### Birthday Problem

A well-known application of the formula in the previous section
is the *birthday problem*. It asks the question: in a room with
N people, what is the chance that at least two people share the same
birthday? This can be calculated with formula (6). We can solve it
for 50% chance and $K = 365$:
$$\begin{eqnarray}
0.5 & = & 1 - e^{\frac{-n(n-1)}{2 \cdot 365}} \nonumber \\\

e^{\frac{-n(n-1)}{2 \cdot 365}} & = & 0.5\nonumber \\\

\frac{-n(n-1)}{2 \cdot 365} & = & \ln(0.5) \nonumber \\\

-n(n-1) & = & \ln(0.5) \cdot 2 \cdot 365 \nonumber \\\

n & \approx & \sqrt{- \ln(0.5) \cdot 2 \cdot 365} \nonumber \\\

n & \approx & 22 \nonumber \tag{7}
\end{eqnarray}$$
So with 22 people in a room there is a 50% chance that at least
two people have the same birthday. That is much lower than many
people expect. Actually, a simple hash table has a large chance
of collisions.
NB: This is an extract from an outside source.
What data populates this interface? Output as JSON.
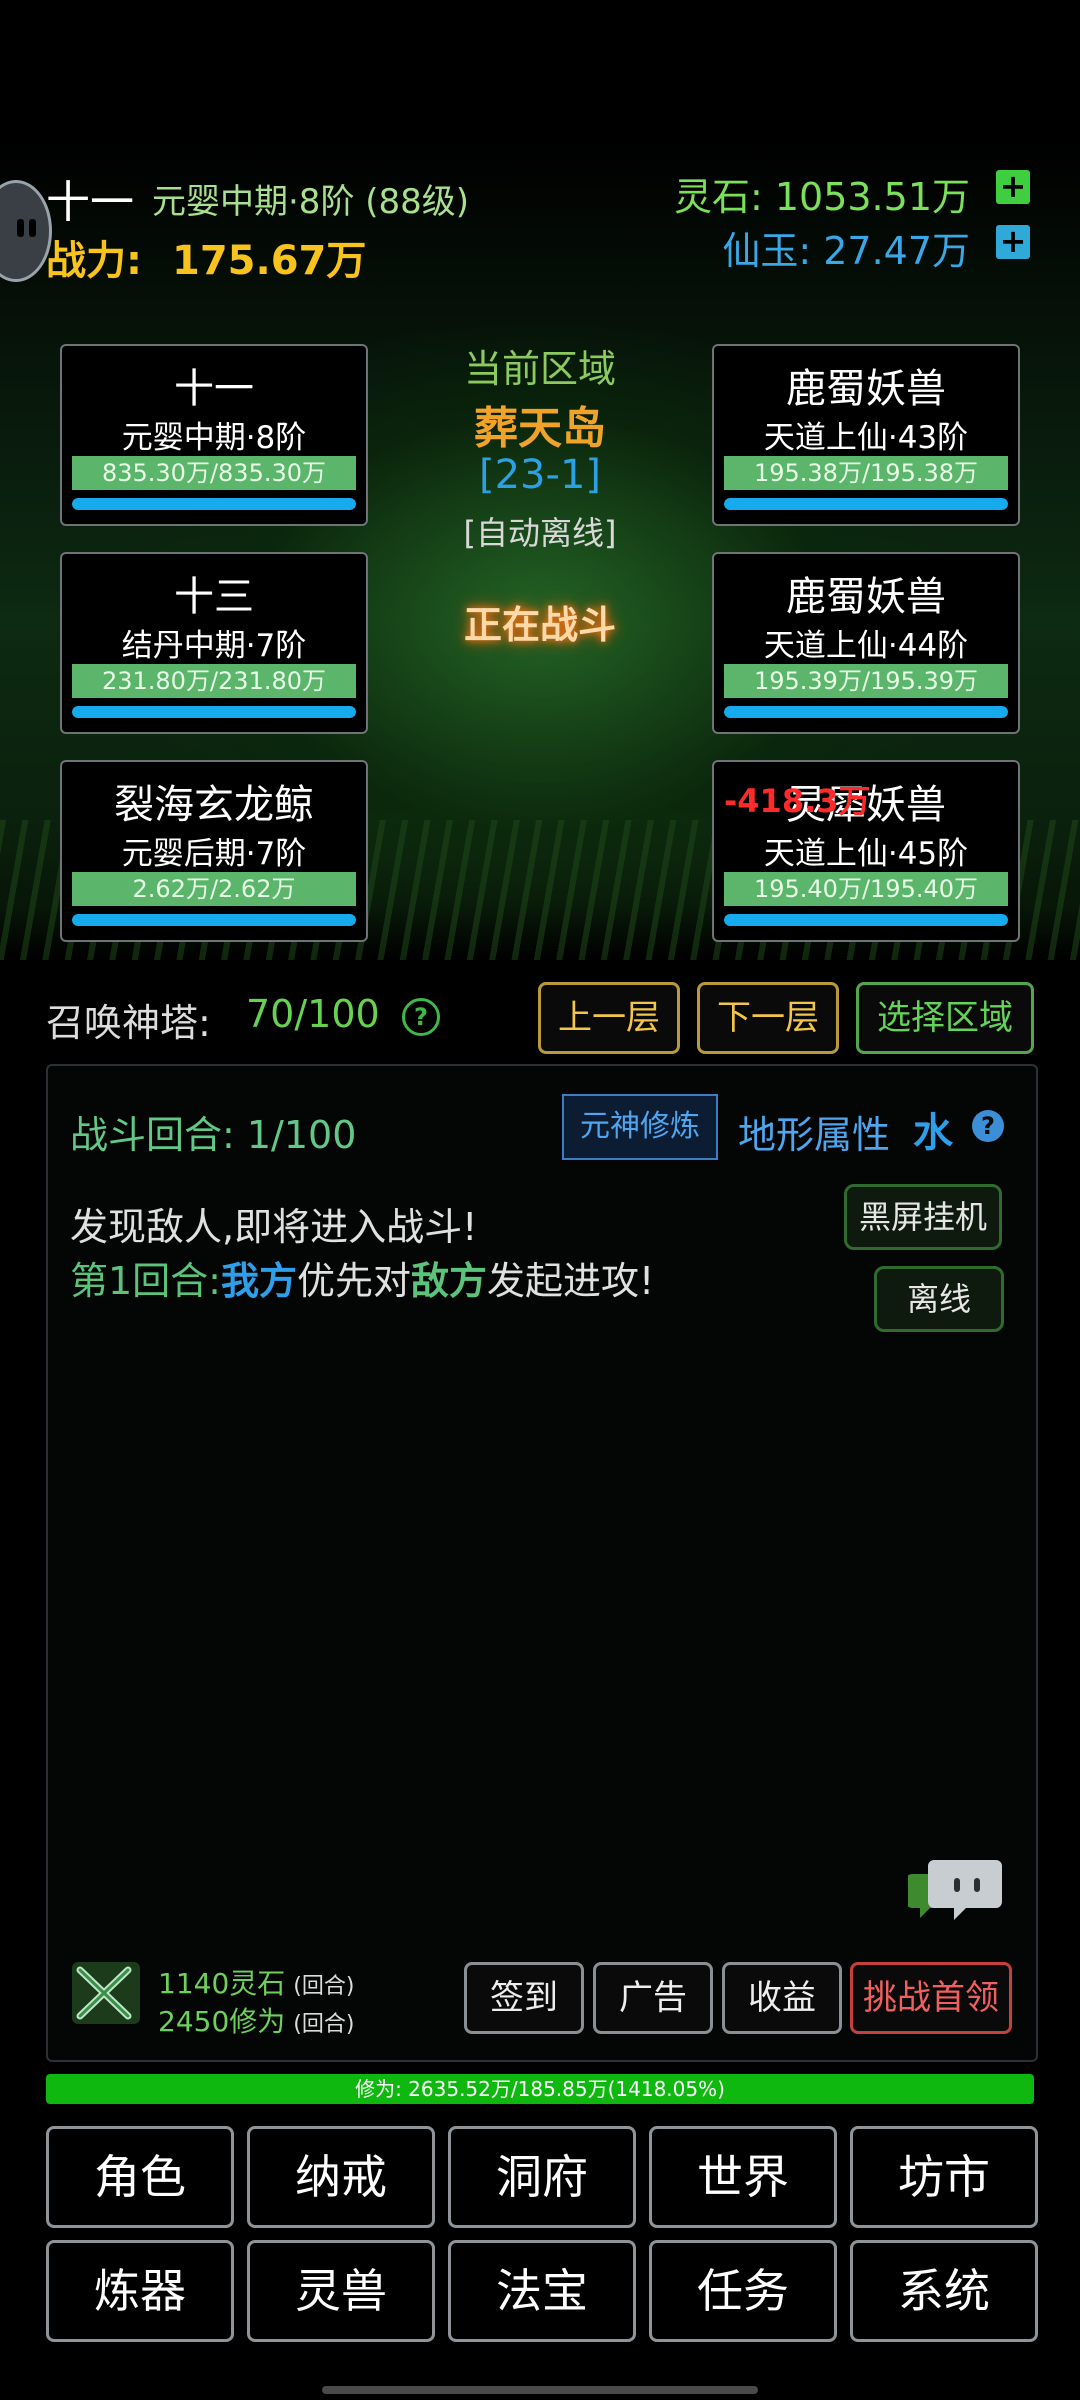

Figure 1 shows the collision probability
for a hash table of size 32768 without using a linked list or
linear probing. When hashing 200 elements the collision probability
is already 50%.

### Cuckoo Hashing

In the previous section we saw that a simple hash table, without
using linked lists or linear probing, has a
very high collision probability. And when using a linked list
or linear probing the worst case lookup time becomes $O(n)$, which
is a problem in routers and switches. *Cuckoo hashing* is a
solution for this problem. It has a worst case lookup time of $O(1)$.
In cuckoo hashing multiple hash functions are used. Each hash
function can have its own hash table, but the hash functions can
also use the same hash table.
When storing an element, each hash function
is tried and when it hashes to an empty slot in the table, the
element is stored in that slot. When all hashes result in
a collision, one of the elements that causes a collision is
evicted and the element is stored in that slot. That is why
it is called cuckoo hashing. Next we try to store the evicted
element with one of the other hash functions, evicting yet another
element when there is no empty slot. The eviction
process is repeated until the evicted element can be stored in an
empty slot. It turns out that cuckoo hashing is very efficient.
Only when the hash table is $> 90%$ full the collision
probability starts to increase. The following figures show
the cuckoo process. It shows a hash table with four hash functions
used for cuckoo hashing. In the first figure the element 56 is
inserted in the hash table. Because one of the four hash functions
hashes it to an empty slot, it will be stored in that slot.

In the second figure the element 73 is inserted in the hash table. All four hash functions hash it to occupied slots. The element 73 is now stored in one of the slots, and the existing element in that slot, 2 in this case, is evicted. The evicted element 2 is now re-inserted in the hash table. Because one of the four hash tables hashes it to an empty slot, it is place in that slot.

### Monte Carlo Simulations

A Monte Carlo simulation can be used to generate a probability distribution, such as the hash collision probability. If we want to know what the hash collision probability is when we hash k elements out of a space N, we repeat the hashing of k elements many times and collect the outcomes (hash collision or not). Because I am learning to program in Go, I decided to implement simple and cuckoo hashing in Go. The code can be found in this Github repository. The result of simple and cuckoo hashing in a hash table of size 2048 is given in the picture below.